How Not To Install A Spare Tire


#1

I had someone come in yesterday to have their tire repaired.

Notice anything wrong with the spare?

Tester


#2

Frugal method for a wider stance?


#3

It looks neater that way. Folks used to do that to their VW Bugs to make them look like hot rods.


#4

Scary. Did you think to suggest that the wheel should be installed the other way?


#5

It’s much easier to find the curb that way.


#6

This is one of those times that I can’t be too harsh.
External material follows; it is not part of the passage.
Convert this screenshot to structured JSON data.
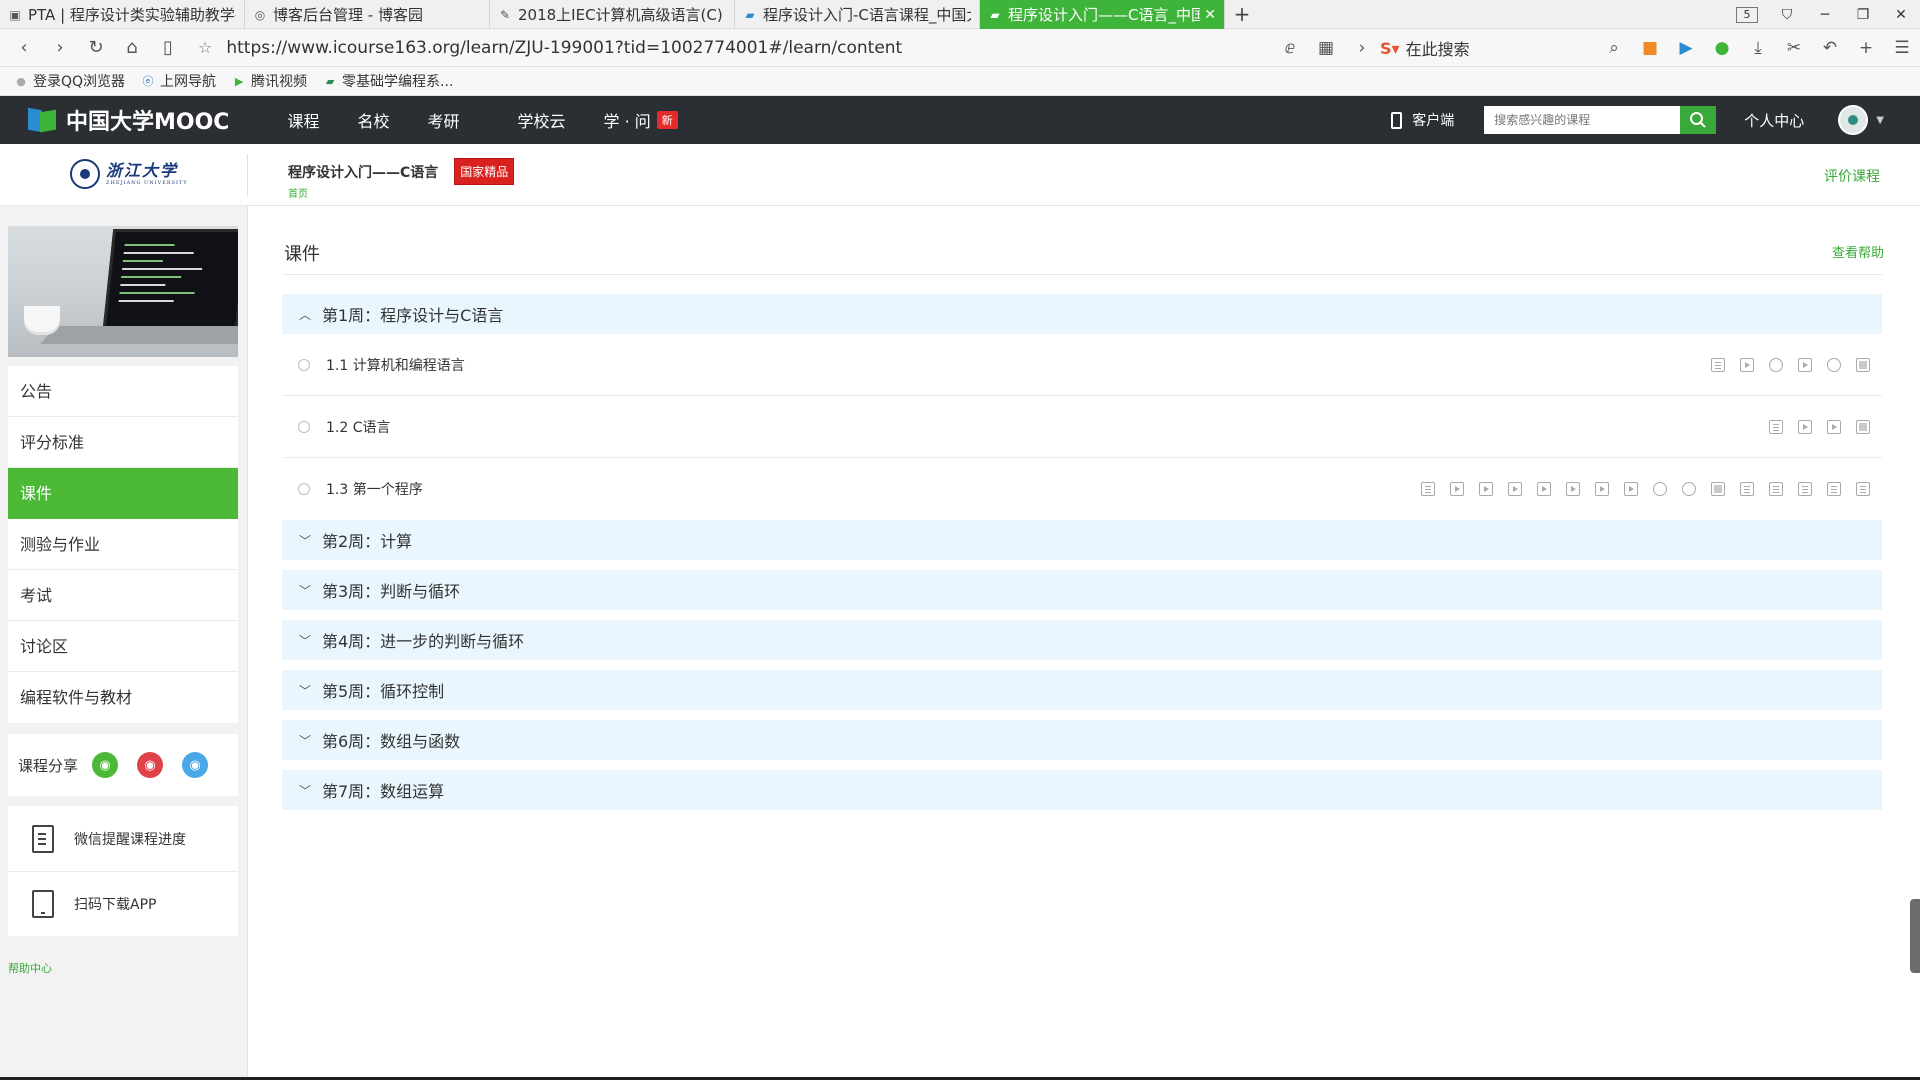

Could be the first time changing a tire and had never really looked at a vehicle with a temp spare on it.


#7

Ya THINK???

Tester


#8

Well DUUUUH, That tire is for the left side.


#9

There was a young man around here a couple of years ago driving around in an older Honda with 4 space saver spares mounted on it and all 4 of them were reversed like that.


#10

Close enough, as long as it works I suppose. (would love to say don’t get your undies in a bunch over it, but I think there is a better term out there on the world wide wiver of infowmation)

And can’t forget the temp that repainted the wheels on my former f250 work truck and managed to put every lug nut on backwards, and it did not take more than a couple of years for the paint to wear off the tires.


#11

Yup!
This was clearly just an attempt to emulate the “wide stance” of former Senator Larry Craig (R-Idaho)–albeit in a very different environment.

:stuck_out_tongue_winking_eye:


#12

Until the Larry Craig story, I thought that “Getting lucky in the men’s room” meant finding a motion-sensing faucet that actually worked.


#13

I see Civics with the wheels/tires sticking way out of the wheel wells all the time. I don’t think these kids understand how much load they’re putting on the ball joints, bearings, etc. There’s an old axiom; “give me a long enough lever and I can lift the world”. These kids are in effect adding levers to the loads on the components.

They’re also changing their suspension and steering geometries in ways that they don’t understand.


#14

Not only do they not understand, how this changes the steering/suspension geometries, and adversely effects handling and control. The idiots plain just don’t care.


#15

This is the correct way!!


#16

Um… about that fifth lug nut… :smiling_imp:


#17

I can see it now, big yellow stickers being required that say “this side out”. Like the sod layers “green side up”.


#18

Interesting comment, Bing. Doughnut spares may be the last thing left that don’t have warning labels, and they’re the one that can get you killed the most easily.

Loved the “green side up” joke. I heard it many years ago, and never forgot it.
Perhaps the others would enjoy it. :yum:


#19

Wow! I’ve never even tried to do that to see if it was even possible. Here are my guesses at why this happened:

1.) First time use, didn’t know any better, not an observant person

2.) Put it on the correct way first, but it looked so recessed and buried in the wheel well that it looked less safe, stability-wise, than what he ended up with

3.) So many people these days installing protruding wheels that he thought the spare could be installed that way too.

4.) Didnt trust the wheel and wanted to be able to actually see it from his side-view mirror. Maybe it was a really short hop at very low speed, too.

5.) Maybe was afraid he’d forget he installed it if it wasn’t sticking out like that?

Makes you think, though, that those things should be designed such that they only can be installed one way. Maybe you weld some uneven, protruding “pegs” on the outside so if this side is placed against the hub you cannot get the wheel over the studs, or its so uneven that’s it’s obvious to you that it cannot be mounted that way. Could also paint the hub two different colors and/or have raised white lettering on the tire sidewall to help indicate which side goes where. It would also be nice if they could design the mini spare to make an annoying sound to encourage the person to replace it ASAP. I see so many people driving around on those things on the interstate at speeds that have to be dangerous for them.

Tester - did you notice if the metal on either the spare or the hub at the contact point was worn down at all? Isn’t the metal raised around the bolt holes to make the lug nuts fit snugly? If you mounted this side against the hub, I would think if you drove around long enough you’d started to see grinding of metal on one or both parts without a flush/flat fit


#20

I thought it was interesting that in Sioux Falls, they were having a class for teenagers on car maintenance including how to change a tire.